**WORK TASK:** Only the lines of the data holding the string "icon" need to be returned.

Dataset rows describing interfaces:
----

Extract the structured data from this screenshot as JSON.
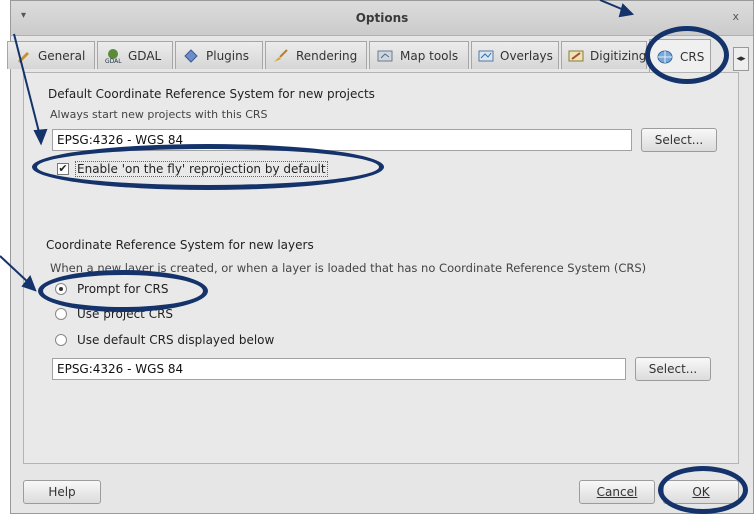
{
  "window": {
    "title": "Options",
    "menu_glyph": "▾",
    "close_glyph": "x"
  },
  "tabs": [
    {
      "label": "General",
      "icon": "wrench-icon"
    },
    {
      "label": "GDAL",
      "icon": "gdal-icon"
    },
    {
      "label": "Plugins",
      "icon": "plugin-icon"
    },
    {
      "label": "Rendering",
      "icon": "brush-icon"
    },
    {
      "label": "Map tools",
      "icon": "map-tools-icon"
    },
    {
      "label": "Overlays",
      "icon": "overlays-icon"
    },
    {
      "label": "Digitizing",
      "icon": "digitizing-icon"
    },
    {
      "label": "CRS",
      "icon": "globe-icon",
      "active": true
    }
  ],
  "tab_scroll_glyph": "◂▸",
  "project_crs": {
    "title": "Default Coordinate Reference System for new projects",
    "hint": "Always start new projects with this CRS",
    "value": "EPSG:4326 - WGS 84",
    "select_label": "Select...",
    "otf_label": "Enable 'on the fly' reprojection by default",
    "otf_checked": true
  },
  "layer_crs": {
    "title": "Coordinate Reference System for new layers",
    "hint": "When a new layer is created, or when a layer is loaded that has no Coordinate Reference System (CRS)",
    "options": [
      {
        "label": "Prompt for CRS",
        "selected": true
      },
      {
        "label": "Use project CRS",
        "selected": false
      },
      {
        "label": "Use default CRS displayed below",
        "selected": false
      }
    ],
    "value": "EPSG:4326 - WGS 84",
    "select_label": "Select..."
  },
  "footer": {
    "help": "Help",
    "cancel": "Cancel",
    "ok": "OK"
  },
  "annotation_color": "#15336b"
}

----

**RESULT OF THIS TASK:**
      "icon": "wrench-icon"
      "icon": "gdal-icon"
      "icon": "plugin-icon"
      "icon": "brush-icon"
      "icon": "map-tools-icon"
      "icon": "overlays-icon"
      "icon": "digitizing-icon"
      "icon": "globe-icon",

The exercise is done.